“Their leadership has been marked by a deep sense of responsibility and willingness to work through wrenchingly hard issues,” Majewski said. “We’ve gone through these hard times together, so I understand their decision to focus their talents elsewhere, and I know they’ll continue to work for the good of Hamtramck in ways other than elected service.”
Out of the field of 13 candidates, only the six top vote-getters will move on to the November General Election, and out of those candidates remaining three will be elected.
This Primary Election will also be a test on whether the Bengali community is still the most powerful voting bloc in the city. There are five Bangladeshi-American candidates on the ballot.
Algazali is a Yemeni-American and appeared to win over a number of Bengali voters in his run for mayor.

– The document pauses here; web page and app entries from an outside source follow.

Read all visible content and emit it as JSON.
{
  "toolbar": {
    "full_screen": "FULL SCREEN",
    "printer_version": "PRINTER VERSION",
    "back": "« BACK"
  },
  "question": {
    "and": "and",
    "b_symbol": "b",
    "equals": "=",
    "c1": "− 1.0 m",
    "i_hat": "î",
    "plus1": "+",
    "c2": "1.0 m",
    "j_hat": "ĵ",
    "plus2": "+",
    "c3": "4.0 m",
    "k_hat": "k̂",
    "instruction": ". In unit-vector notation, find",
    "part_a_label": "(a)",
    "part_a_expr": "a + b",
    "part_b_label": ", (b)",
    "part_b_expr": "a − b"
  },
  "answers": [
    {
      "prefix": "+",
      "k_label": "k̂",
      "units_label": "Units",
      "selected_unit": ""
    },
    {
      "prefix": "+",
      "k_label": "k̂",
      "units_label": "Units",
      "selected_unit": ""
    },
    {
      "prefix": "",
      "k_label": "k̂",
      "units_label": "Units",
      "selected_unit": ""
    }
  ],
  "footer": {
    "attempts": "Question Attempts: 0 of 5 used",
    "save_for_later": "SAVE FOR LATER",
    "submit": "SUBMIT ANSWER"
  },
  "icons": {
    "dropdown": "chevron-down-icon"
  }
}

There are now three Bengali-Americans on the current council. Besides Ahmed, there are also Mohammed Hassan and Kazi Miah. Councilmember Miah was the highest vote-getter in the last council election.
If past election results in the last few years are any indication, the Bangladeshi-American candidates are poised to sweep the upcoming election. This would signal the end of the longstanding control – heck, call it an ownership — by Polish-Americans of Hamtramck’s government.
For social and political observers, this election has the makings of a major historical moment in Hamtramck.
Roger Lamm for Council
May 24, 2011 at 12:19 pm
According to the 2010 census, of the 7922 households in Hamtramck, the major ethnic groups are as follows:
53.10% were white (including arab americans)
15.79% were Black or African American
13.75% were Asian (including bangladeshi, indian, pakistani etc)
17.36% were Other.
mind you the last election showed a huge increase in bangladeshi votes, but unless 80 percent of the remaining voters stay home, i expect quite a mix of voter turnout. As it sits the council is heavily off the mark for representing the city’s ethnicity. Its wrong to think that just because a candidate is polish that they will get all the polish votes or if they’re bangladeshi that they will get the bangladeshi vote. our citizens are more than just statistics, they are intelligent, independent thinking individuals whom i expect will choose on qualifications.